Ray Heus was born in Oak Ridge, Tennessee and grew up on Long Island, in the Virgin Islands, and in western Massachusetts. A graduate of Cornell University, he also studied at the University of Freiburg im Breisgau, Germany and with Washington, D.C. artists Jo Harrop and Nancy Hirsch.
Heus work reveals the influence and his great admiration for 19th and 20th century Japanese master printmakers, especially Hiroshi and Toshi Yoshida and Kawase Hasui. Influences from western artists include Whistler, Homer, and the Canadian printmaker Walter Phillips. His primary medium is moku hanga, the traditional Japanese way of making color woodblock prints.
Over the years he has had numerous one-man shows and has exhibited at the Virginia Museum of Fine Arts in Richmond and in the Adirondacks National Exhibition of American Watercolors. In 2006 Heus produced a series of woodblocks for "Dusk to Dawn: A Nocturne Exhibit" at McBride Gallery in Annapolis, MD. Ray Heus' work is included in several public and numerous private collections. His work is in the collection of the Cape Cod Museum of Art.

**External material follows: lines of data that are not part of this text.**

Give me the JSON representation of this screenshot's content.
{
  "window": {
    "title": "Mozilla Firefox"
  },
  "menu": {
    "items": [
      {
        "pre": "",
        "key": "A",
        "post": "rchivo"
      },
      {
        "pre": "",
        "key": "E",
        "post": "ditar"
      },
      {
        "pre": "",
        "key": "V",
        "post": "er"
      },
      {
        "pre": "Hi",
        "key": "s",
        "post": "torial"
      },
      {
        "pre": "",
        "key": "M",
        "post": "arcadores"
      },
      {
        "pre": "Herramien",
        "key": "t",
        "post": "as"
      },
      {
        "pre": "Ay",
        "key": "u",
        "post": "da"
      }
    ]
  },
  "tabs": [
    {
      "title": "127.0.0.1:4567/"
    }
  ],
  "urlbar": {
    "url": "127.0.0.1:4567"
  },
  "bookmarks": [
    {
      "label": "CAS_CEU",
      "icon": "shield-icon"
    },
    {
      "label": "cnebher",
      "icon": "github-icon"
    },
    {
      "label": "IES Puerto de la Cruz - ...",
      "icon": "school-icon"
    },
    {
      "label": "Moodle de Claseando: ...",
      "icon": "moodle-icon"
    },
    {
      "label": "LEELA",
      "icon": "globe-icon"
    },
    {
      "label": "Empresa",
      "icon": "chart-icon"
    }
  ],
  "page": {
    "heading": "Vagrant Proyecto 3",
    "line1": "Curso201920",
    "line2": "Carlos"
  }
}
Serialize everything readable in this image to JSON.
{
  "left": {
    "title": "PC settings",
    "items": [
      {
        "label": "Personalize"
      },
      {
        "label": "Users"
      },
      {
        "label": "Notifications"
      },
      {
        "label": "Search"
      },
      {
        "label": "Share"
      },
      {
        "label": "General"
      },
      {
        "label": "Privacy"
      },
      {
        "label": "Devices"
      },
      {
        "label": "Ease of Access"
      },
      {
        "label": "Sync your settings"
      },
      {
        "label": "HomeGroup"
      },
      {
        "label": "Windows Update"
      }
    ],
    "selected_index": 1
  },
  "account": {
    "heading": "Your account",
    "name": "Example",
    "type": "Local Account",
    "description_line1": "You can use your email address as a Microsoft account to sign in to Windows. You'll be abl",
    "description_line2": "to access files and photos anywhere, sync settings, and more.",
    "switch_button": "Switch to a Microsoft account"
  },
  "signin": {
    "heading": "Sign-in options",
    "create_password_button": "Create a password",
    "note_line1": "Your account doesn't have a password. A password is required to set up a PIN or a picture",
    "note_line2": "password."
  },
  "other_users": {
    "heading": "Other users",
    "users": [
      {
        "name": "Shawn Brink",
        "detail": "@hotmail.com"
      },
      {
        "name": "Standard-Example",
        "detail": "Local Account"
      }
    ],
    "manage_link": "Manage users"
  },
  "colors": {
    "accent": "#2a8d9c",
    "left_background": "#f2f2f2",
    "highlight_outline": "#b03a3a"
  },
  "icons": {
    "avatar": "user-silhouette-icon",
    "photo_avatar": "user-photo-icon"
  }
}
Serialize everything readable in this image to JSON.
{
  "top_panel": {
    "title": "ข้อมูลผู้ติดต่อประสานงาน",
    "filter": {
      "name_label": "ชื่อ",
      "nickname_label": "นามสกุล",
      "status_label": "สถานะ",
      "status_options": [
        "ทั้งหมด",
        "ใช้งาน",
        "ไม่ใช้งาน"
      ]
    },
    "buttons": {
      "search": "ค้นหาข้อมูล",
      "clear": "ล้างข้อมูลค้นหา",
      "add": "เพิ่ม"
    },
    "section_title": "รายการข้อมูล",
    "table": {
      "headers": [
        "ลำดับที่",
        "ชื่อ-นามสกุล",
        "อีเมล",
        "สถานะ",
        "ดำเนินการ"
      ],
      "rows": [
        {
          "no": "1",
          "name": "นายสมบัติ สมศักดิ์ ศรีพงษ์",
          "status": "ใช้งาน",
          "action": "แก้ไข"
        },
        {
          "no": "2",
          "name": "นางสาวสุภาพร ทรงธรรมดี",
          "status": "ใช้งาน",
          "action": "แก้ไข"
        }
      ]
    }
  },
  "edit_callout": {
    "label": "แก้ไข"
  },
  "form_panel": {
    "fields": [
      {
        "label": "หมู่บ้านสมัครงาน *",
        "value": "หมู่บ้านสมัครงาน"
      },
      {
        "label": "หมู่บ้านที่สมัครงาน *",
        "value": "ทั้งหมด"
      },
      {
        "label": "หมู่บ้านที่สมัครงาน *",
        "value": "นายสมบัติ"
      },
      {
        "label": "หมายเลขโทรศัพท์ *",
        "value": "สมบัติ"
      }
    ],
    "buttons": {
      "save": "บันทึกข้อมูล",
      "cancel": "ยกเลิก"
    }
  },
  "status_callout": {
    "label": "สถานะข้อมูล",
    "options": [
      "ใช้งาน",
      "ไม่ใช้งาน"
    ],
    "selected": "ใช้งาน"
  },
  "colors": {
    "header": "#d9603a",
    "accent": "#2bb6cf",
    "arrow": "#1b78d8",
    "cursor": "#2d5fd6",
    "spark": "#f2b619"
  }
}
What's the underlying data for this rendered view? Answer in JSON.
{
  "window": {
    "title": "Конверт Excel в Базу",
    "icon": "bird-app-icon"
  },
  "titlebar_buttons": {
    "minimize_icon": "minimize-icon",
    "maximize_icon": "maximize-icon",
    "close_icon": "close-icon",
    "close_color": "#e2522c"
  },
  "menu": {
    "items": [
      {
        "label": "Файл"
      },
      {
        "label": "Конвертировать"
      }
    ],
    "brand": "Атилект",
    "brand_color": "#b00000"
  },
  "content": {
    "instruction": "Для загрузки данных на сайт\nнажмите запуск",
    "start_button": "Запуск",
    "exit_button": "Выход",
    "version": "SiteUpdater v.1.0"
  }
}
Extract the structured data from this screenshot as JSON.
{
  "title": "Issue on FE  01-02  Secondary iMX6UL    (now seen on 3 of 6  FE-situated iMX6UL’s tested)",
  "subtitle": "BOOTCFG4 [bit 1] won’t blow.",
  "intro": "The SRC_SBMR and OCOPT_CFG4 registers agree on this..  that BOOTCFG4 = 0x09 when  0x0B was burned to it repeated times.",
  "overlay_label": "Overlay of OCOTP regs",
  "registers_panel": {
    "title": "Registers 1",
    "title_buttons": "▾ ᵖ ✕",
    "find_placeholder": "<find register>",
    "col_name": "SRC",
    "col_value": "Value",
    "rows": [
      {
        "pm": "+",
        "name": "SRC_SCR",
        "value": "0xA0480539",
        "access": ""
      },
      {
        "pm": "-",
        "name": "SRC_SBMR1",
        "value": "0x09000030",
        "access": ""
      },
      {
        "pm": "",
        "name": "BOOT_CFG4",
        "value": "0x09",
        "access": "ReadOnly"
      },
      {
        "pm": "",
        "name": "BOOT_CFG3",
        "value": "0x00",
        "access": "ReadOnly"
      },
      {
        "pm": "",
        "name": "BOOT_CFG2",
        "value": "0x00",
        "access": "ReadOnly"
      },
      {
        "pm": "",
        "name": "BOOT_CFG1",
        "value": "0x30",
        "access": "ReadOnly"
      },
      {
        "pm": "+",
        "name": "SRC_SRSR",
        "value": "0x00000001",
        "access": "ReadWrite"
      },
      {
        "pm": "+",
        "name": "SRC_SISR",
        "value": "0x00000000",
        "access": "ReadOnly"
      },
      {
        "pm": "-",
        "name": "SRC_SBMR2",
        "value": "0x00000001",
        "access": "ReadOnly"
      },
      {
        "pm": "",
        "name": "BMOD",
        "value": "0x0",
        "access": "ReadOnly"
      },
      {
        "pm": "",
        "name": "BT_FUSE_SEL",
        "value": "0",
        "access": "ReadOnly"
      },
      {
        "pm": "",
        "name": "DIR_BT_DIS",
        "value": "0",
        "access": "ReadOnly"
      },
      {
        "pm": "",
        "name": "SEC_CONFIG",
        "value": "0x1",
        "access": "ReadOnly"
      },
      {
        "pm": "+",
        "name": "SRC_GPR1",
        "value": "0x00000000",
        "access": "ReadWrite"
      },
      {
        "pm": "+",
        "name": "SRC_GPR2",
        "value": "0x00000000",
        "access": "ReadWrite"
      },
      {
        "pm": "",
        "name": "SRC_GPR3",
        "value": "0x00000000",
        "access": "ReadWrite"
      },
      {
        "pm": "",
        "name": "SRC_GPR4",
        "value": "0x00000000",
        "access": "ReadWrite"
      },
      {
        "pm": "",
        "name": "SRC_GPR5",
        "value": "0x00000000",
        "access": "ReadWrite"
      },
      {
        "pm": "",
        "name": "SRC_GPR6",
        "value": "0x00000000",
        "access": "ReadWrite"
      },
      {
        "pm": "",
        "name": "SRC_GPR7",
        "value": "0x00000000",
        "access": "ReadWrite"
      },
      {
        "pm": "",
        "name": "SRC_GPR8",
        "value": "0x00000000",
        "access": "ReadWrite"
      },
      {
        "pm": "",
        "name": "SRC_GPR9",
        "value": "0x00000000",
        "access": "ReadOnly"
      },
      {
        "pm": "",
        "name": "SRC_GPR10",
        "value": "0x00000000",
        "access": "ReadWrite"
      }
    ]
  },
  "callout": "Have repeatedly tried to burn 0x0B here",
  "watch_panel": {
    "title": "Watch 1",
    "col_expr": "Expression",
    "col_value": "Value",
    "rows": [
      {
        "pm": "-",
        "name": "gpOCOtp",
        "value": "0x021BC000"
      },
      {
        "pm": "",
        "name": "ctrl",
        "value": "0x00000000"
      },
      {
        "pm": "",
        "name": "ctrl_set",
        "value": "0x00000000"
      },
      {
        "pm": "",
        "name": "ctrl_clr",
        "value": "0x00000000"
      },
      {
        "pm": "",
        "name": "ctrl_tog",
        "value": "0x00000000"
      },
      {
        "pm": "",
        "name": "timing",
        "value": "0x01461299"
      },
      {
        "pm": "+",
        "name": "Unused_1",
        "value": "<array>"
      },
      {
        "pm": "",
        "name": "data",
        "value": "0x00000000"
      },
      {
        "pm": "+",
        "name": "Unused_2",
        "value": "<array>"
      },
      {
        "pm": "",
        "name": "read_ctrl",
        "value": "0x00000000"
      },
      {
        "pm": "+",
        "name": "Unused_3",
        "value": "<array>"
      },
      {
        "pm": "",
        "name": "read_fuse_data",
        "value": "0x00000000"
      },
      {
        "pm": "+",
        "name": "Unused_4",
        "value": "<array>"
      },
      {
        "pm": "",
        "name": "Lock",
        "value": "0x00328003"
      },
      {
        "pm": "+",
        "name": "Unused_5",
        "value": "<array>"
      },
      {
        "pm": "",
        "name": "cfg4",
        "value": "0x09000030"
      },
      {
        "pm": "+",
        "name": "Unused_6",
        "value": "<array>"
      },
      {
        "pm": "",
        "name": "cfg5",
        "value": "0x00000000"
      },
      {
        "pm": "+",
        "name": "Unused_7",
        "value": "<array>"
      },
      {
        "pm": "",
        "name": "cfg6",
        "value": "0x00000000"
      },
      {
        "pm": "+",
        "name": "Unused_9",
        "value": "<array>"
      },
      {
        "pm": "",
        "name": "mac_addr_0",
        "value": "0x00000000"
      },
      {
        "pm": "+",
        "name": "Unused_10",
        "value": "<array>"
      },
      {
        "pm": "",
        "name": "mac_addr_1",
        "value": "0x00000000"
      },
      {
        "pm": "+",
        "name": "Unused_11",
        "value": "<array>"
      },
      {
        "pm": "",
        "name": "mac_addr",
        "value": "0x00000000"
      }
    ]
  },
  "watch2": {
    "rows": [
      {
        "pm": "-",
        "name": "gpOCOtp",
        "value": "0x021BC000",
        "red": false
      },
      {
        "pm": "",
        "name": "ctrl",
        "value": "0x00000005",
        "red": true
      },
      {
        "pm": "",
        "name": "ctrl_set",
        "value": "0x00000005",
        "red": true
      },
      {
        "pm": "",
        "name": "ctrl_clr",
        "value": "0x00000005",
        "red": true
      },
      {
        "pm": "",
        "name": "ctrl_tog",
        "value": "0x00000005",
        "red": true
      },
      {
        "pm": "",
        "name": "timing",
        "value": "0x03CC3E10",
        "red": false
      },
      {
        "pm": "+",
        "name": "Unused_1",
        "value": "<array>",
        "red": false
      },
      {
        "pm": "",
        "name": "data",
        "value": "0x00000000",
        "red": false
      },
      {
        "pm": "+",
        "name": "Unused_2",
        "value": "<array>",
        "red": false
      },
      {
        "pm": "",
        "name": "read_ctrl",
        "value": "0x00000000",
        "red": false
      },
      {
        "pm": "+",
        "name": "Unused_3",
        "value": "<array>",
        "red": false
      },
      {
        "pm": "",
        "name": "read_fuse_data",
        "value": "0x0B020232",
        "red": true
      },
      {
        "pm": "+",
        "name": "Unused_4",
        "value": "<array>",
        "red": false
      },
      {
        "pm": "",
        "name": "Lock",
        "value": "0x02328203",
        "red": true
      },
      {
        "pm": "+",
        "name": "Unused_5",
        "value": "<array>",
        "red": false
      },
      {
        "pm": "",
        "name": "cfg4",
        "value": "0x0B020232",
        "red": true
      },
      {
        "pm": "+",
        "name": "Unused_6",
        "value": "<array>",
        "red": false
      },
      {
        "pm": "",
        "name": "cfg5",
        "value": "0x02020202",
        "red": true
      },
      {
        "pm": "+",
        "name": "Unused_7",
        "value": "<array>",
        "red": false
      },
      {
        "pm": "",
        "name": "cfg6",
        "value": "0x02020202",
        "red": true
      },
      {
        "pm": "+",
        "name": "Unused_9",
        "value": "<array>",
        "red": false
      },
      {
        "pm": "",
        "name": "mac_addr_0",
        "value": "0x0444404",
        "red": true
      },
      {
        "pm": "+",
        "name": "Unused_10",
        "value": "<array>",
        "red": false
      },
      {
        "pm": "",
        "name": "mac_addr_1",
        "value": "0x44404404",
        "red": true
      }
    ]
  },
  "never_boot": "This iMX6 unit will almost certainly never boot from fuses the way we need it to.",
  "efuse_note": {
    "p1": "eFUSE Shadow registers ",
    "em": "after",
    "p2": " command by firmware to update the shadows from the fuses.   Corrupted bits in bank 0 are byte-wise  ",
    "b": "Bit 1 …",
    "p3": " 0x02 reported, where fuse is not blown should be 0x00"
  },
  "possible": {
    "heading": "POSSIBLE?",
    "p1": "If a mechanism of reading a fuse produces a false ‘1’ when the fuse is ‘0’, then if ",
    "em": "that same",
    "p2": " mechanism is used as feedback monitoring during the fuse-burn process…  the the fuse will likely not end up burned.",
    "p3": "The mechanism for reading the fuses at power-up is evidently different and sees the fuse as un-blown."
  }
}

After ten years in Rappahannock County, Virginia Ray Heus lives on Cape Cod, Massachusetts where he paints, prints, builds wooden boats, and sails.